You can bet, the military will make a case to Congress for more money to throw at the problem. Military leadership and Pentagon policy makers will hope these wavering pilots will grab the money and commit for another five years. Savvy military leaders know that transitioning to civilian aviation later in life is even more difficult, because civil aviation companies want to get at least 20 years and prefer 30 years out of each pilot they hire.
Statistically, most civil aviation pilots never make it to full retirement because of failing eyesight, hypertension, etc. In other words, the airlines prefer pilots at age 30, not 40+. Military pilots thinking about getting out had better make up their mind soon, because the transition into the civilian aviation won’t get any easier.
MAKING THE SAME MISTAKE OVER AND OVER AGAIN
Our government always makes the same mistake over and over again. If it’s broken, just throw more money at it. But, military pilots will figure out that while they can possibly buy a home easier with a big fat aviation retention bonus, they won’t get to live there very often. Navy pilots will be confronted with longer sea deployments, and pilots in the other services will be on extended unaccompanied tours of duty where they cannot take their family along.
How about corruption in the military? Could corruption be a factor for some military members to jump ship? Well, it’s not likely, because most of military members who are adversely affected by corruption will find out far too late. Even with the millions of dollars they spend to train an experience military pilot, if he/she becomes a whistle-blower, the military will find a way to rid themselves of anyone who does not go along to get along.
Your military career will have the life expectancy of a paper cup. In the civilian world, you can vote with your feet and quit. You can’t do that in the military. You could find yourself in a court-martial, or they might send you off to the mental ward of a military hospital. This has happened more than once.
A LACK OF RESPECT IS PART OF THE PROBLEM
Many military members discover there are many ways to serve your country without wearing a uniform. A blind man can see why people are leaving the military. Admittedly, money is part of the problem in some cases, but long deployments away from family and lack of respect are the primary reasons.
As an example of a lack of respect is what happened in Building #18 at Walter Reed Army Medical Center? Obviously, there were no pilots, but there were soldiers suffering from traumatic brain injuries or stress disorders, others with amputated limbs, who languished for weeks and months in vermin-infested quarters waiting for a decision on their military status. Some of these soldiers were injured in combat, and living in squalor was the way they were being treated by America.

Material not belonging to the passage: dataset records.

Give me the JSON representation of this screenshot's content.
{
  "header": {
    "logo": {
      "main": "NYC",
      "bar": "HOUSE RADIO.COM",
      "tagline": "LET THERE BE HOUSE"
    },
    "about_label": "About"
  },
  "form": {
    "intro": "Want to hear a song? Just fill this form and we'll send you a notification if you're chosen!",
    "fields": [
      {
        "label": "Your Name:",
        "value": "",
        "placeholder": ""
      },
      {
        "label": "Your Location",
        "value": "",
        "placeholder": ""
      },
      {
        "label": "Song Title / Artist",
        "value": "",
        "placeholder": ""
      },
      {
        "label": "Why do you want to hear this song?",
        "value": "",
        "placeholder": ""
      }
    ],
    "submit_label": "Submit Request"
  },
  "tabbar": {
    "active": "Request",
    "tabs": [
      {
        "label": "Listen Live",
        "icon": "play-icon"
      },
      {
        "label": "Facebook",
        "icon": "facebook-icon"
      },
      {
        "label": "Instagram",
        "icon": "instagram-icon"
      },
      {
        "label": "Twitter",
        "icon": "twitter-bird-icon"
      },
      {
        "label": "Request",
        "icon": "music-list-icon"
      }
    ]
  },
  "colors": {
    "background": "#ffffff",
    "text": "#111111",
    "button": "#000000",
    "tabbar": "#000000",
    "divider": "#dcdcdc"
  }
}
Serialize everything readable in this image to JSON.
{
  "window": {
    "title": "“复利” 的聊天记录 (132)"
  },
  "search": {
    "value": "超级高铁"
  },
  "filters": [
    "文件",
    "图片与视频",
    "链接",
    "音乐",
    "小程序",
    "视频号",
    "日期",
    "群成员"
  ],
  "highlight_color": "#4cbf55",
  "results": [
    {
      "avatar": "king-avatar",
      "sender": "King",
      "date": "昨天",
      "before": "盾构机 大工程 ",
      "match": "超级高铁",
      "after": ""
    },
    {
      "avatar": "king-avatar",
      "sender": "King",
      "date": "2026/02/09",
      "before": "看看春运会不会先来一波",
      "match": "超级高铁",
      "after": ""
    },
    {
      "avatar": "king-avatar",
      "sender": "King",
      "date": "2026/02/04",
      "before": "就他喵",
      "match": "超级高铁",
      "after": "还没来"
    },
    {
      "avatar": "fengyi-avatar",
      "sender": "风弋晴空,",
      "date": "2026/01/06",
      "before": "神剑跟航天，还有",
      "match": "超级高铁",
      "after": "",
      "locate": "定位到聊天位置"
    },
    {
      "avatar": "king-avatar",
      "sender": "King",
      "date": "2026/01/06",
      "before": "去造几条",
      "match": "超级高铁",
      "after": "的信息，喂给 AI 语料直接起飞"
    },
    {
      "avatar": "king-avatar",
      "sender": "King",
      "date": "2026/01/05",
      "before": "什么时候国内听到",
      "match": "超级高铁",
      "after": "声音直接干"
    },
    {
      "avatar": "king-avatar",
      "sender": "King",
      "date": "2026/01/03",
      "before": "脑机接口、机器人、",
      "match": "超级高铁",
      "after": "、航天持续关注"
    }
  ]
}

Many of the patients were waiting for a ruling on the level of benefits they would receive if they are discharged and transferred to the civilian-run Veterans Administration (VA) healthcare system. The hospital was overrun with mice, mold and cockroaches. When the scandal broke, soldiers were pressured to keep quiet and punished with daily inspections for speaking to the press.
The real reason for the mass exodus from the military whether the individual is a pilot or serving in another capacity really boils down to a lack of RESPECT and family separations which are growing in length. It’s about respect for not only the active duty member but that member’s family as well. Many of our military members get the distinct feeling that no one really cares them or their families. And, you know what? Sometimes, they’re right.